I didn’t really get that back then. I mean, yes, I understood it intellectually, but I was in too much pain to absorb it into my bones. Nevertheless, I fought against my own anger and resentment over the injustice in my family. Because I persisted in that, not out of natural goodness, but out of sheer obedience, I was able to be around when my father, shortly before he died, apologized to me. The words I had waited all my adult life to hear! And I was able to accompany him at his bedside for the last eight or nine days of his life, and held his hand as he took his final breaths. It was golden. I would not have been able to have received those gifts if I had not fought against my own grievances against him over injustices in our past together.
Maybe one day I will be on my deathbed, and one or more of my children will need to hear from me, “I’m so sorry. I didn’t mean it. Please forgive me.” Probably so. You too. Me, the greatest struggle in my own heart is trying to get the balance between justice and mercy right. When I was younger, I was more about Justice; now, older and more battered by life, I’m more about Mercy. Too much Justice or too much Mercy makes us monsters, though different kinds of monsters. None of us ever get it exactly right, it seems to me. Thus, “Judge not, lest ye be judged.” Right?
One vivid example: Dylann Roof, the unrepentant racist who massacred black church members, is going to be put to death by the state for his crimes. Nothing could ever justify his crimes. Nothing! He is getting what he deserves for what he did. But after reading this incredible story about the world that produced Dylann Roof, and that turned a little boy into a racist murderer, I found myself uncharacteristically trying to find some tiny bit of mercy for him in my heart. That in no way lessens the evil that he did. But it does awaken some compassion for him, defeated as he was by hatred. We can pray that he repents, and will be reunited with those he murdered, in heaven, washed clean of sin by the Blood of the Lamb.
If we can’t live with that hope, how can we live at all?
UPDATE: At the risk of embarrassing him, I think of my friend Ryan Booth. He is a faithful, conservative Southern Baptist. He has suffered greatly in his life, for no fault of his own. When a terrible flood in Louisiana in 2016 displaced thousands of people, he opened his home to a homeless couple, one of whom was transgender. Does Ryan approve of transgenderism? Not at all. But he saw suffering people, and he responded with compassion, with mercy to fellow sinners. That is the way. The Way. I hope one day to be even half the Christian man that Ryan Booth is.

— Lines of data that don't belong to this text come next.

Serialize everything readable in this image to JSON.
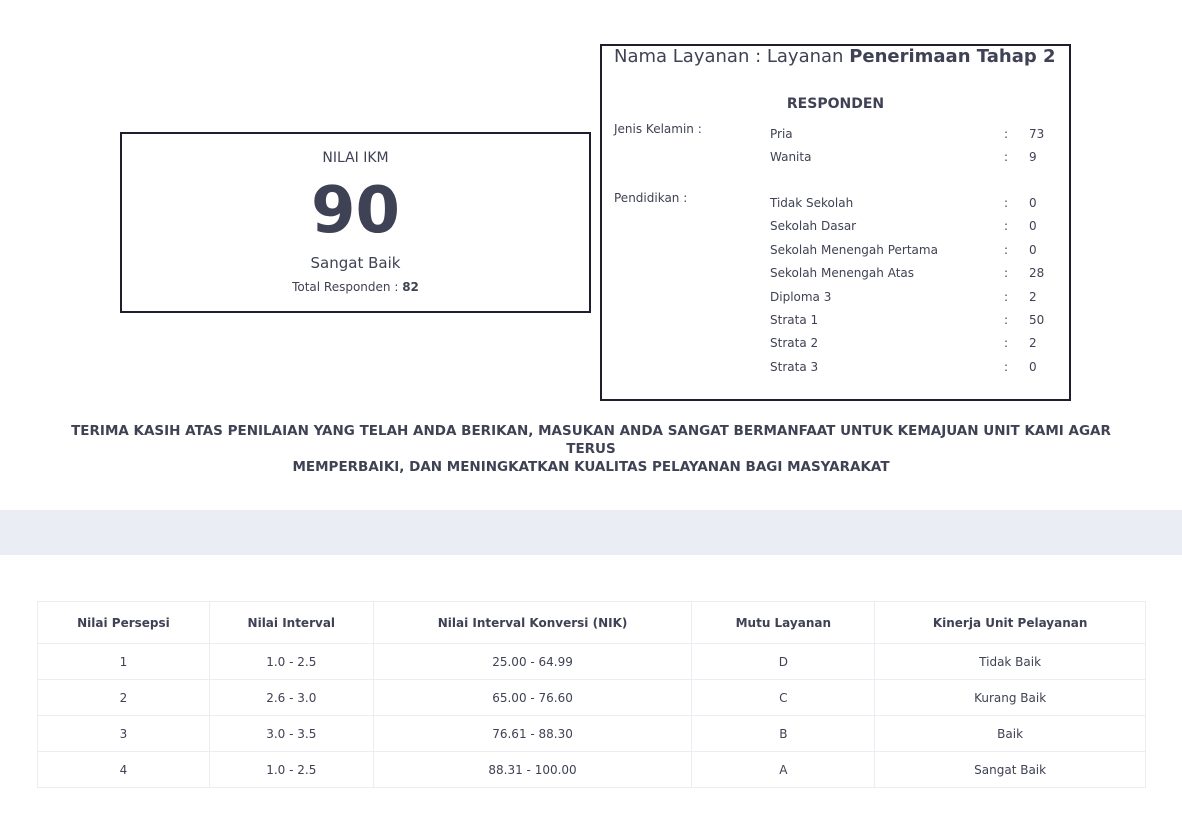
{
  "ikm": {
    "title": "NILAI IKM",
    "value": "90",
    "mutu": "Sangat Baik",
    "total_label": "Total Responden : ",
    "total_value": "82"
  },
  "layanan": {
    "prefix": "Nama Layanan : Layanan ",
    "name": "Penerimaan Tahap 2"
  },
  "responden": {
    "title": "RESPONDEN",
    "gender_label": "Jenis Kelamin :",
    "gender": [
      {
        "label": "Pria",
        "sep": ":",
        "value": "73"
      },
      {
        "label": "Wanita",
        "sep": ":",
        "value": "9"
      }
    ],
    "education_label": "Pendidikan :",
    "education": [
      {
        "label": "Tidak Sekolah",
        "sep": ":",
        "value": "0"
      },
      {
        "label": "Sekolah Dasar",
        "sep": ":",
        "value": "0"
      },
      {
        "label": "Sekolah Menengah Pertama",
        "sep": ":",
        "value": "0"
      },
      {
        "label": "Sekolah Menengah Atas",
        "sep": ":",
        "value": "28"
      },
      {
        "label": "Diploma 3",
        "sep": ":",
        "value": "2"
      },
      {
        "label": "Strata 1",
        "sep": ":",
        "value": "50"
      },
      {
        "label": "Strata 2",
        "sep": ":",
        "value": "2"
      },
      {
        "label": "Strata 3",
        "sep": ":",
        "value": "0"
      }
    ]
  },
  "thanks": {
    "line1": "TERIMA KASIH ATAS PENILAIAN YANG TELAH ANDA BERIKAN, MASUKAN ANDA SANGAT BERMANFAAT UNTUK KEMAJUAN UNIT KAMI AGAR TERUS",
    "line2": "MEMPERBAIKI, DAN MENINGKATKAN KUALITAS PELAYANAN BAGI MASYARAKAT"
  },
  "table": {
    "headers": [
      "Nilai Persepsi",
      "Nilai Interval",
      "Nilai Interval Konversi (NIK)",
      "Mutu Layanan",
      "Kinerja Unit Pelayanan"
    ],
    "rows": [
      [
        "1",
        "1.0 - 2.5",
        "25.00 - 64.99",
        "D",
        "Tidak Baik"
      ],
      [
        "2",
        "2.6 - 3.0",
        "65.00 - 76.60",
        "C",
        "Kurang Baik"
      ],
      [
        "3",
        "3.0 - 3.5",
        "76.61 - 88.30",
        "B",
        "Baik"
      ],
      [
        "4",
        "1.0 - 2.5",
        "88.31 - 100.00",
        "A",
        "Sangat Baik"
      ]
    ]
  },
  "colors": {
    "text": "#3f4254",
    "border_dark": "#1e1e2d",
    "band": "#eaedf4",
    "table_border": "#ebedf3"
  }
}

Rod Dreher is a senior editor at The American Conservative. A veteran of three decades of magazine and newspaper journalism, he has also written three New York Times bestsellers—Live Not By Lies, The Benedict Option, and The Little Way of Ruthie Leming—as well as Crunchy Cons and How Dante Can Save Your Life. Dreher lives in Baton Rouge, La.